Tanzanian church and LWF support Bukoba earthquake survivors

A damaged house in Bukoba. Photo: LWF/TCRS
A damaged house in Bukoba. Photo: LWF/TCRS

Bukoba Lutheran Bishop: Many people are “deeply shaken”

(LWI) – The Evangelical Lutheran Church in Tanzania (ELCT) together with its diaconal arm, and The Lutheran World Federation (LWF) are reaching out to families affected by the 5.7 magnitude earthquake that struck the country’s northwestern region on 10 September.

Bishop Dr Abednego M. Keshomshahara of the ELCT North Western Diocese says 16 people died, and many families in Bukoba town and surrounding areas “are in deep shock as they come to terms with the loss and extensive damage.”

The Tanzanian government reports more than 250 people were injured, and hundreds of houses suffered extensive damage or collapsed entirely in the region around Lake Victoria. Tremors were felt as far as neighboring Kenya, Rwanda and Uganda.

A rapid assessment team from the LWF humanitarian program in Uganda traveled to the North-Western diocese to evaluate the damage and the needs to be addressed in the immediate and long-term phase, and to offer support. The World Service program will collaborate with the diocese, ELCT’s diaconal arm, Tanganyika Christian Refugee Services (TCRS) and the local ACT forum.

Urgent need for beddings, food and medicine

“People are deeply shaken. Many survivors fear going to inspect the damage as aftershocks are still being felt from yesterday, and some even this morning,” Bishop Keshomshahara told Lutheran World Information (LWI) earlier today.

“We are beginning to assess the damage now in order to provide the most appropriate response. Most of the houses and buildings here are not built to withstand earthquakes. Some were completely damaged, others have deep cracks and will need to be repaired or totally reconstructed. In the emergency phase, people need help and we are reaching out to encourage community members to offer shelter to those who have lost their homes,” he said.

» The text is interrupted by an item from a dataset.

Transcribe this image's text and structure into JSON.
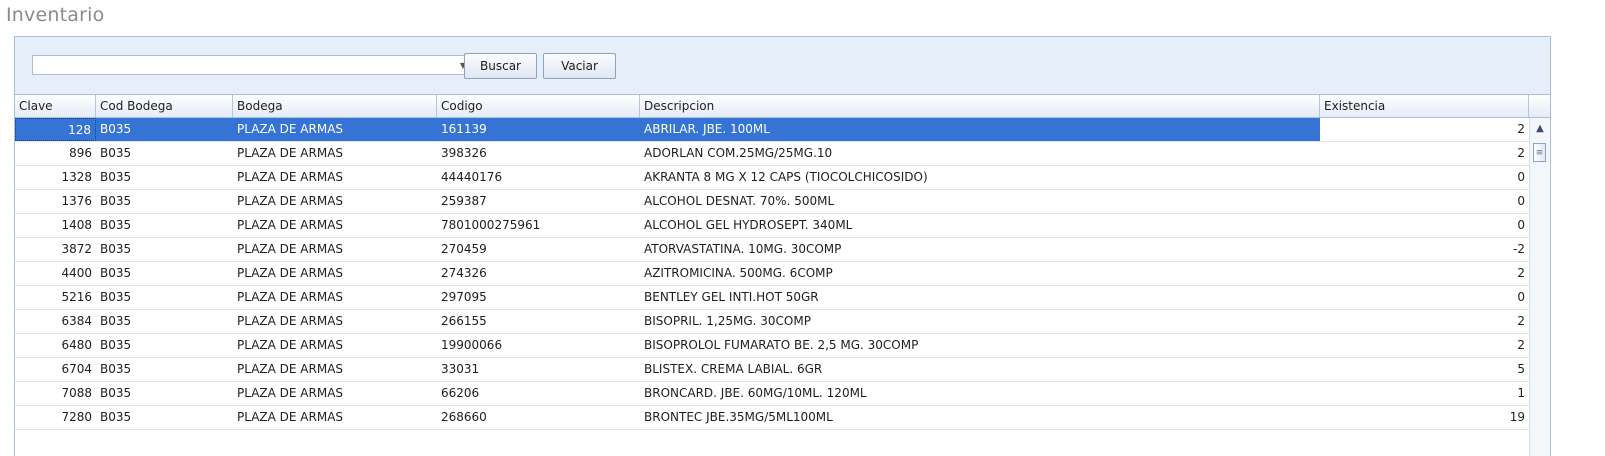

The LWF/TCRS rapid assessment showed more than 753 houses in Bukoba and Ngara had been completely destroyed and more than 1,037 were damaged. A primary school and dormitory are among institutions that were damaged.

People urgently need beddings, food and medicine in the relief phase. Construction materials such as poles, iron sheets and nails will be needed to repair damaged houses or construct new ones, the team noted.

“Most of the houses and buildings here are not built to withstand earthquakes. Some were completely damaged, others have deep cracks and will need to be repaired or totally reconstructed. In the emergency phase, people need help and we are reaching out to encourage community members to offer shelter to those who have lost their homes.”
Bishop Dr Abednego M. Keshomshahara of the ELCT North Western Diocese

Prayers and solidarity

Bishop Keshomshahara said 10 of the severely damaged houses were homes of pastors, evangelists and other church workers, and a Sunday school was also destroyed. “But we expect to discover more damage as we access the communities affected,” he said.

He continued: “People in the community are taking in those who have lost homes, providing beddings, food and so on.”

Part of ELCT’s initial response included prayers held in congregations of the LWF member church this Sunday, and calls for solidarity with those affected.

“This disaster has left the country and the people in deep shock. As a church we showed our support and shared in the sorrow felt by our people around Lake Victoria area by having prayers throughout our congregations this Sunday and inviting other dioceses to provide diaconal support,” said ELCT Presiding Bishop Dr Frederick Shoo.

People are traumatized

“We mourn with those who have lost loved ones, homes and livelihoods. We will continue to accompany them by providing pastoral care. Our response will become more concrete after the assessments currently being conducted,” he added.

The Bukoba diocese general secretary Rev. Elmereck Kigembe said the prayers from other parts of the ELCT were deeply appreciated in the North-Western region. “People are psychologically traumatized to the extent that students in boarding schools since yesterday refused to sleep in dormitories, instead they sleep outside on grounds. Some citizens also have developed fear, and avoid staying inside their houses,” he adds.

Bukoba, the capital city of Tanzania’s Kagera region, has a population of more than 120,000 people. Another 290,000 reside in the rural parts of the district.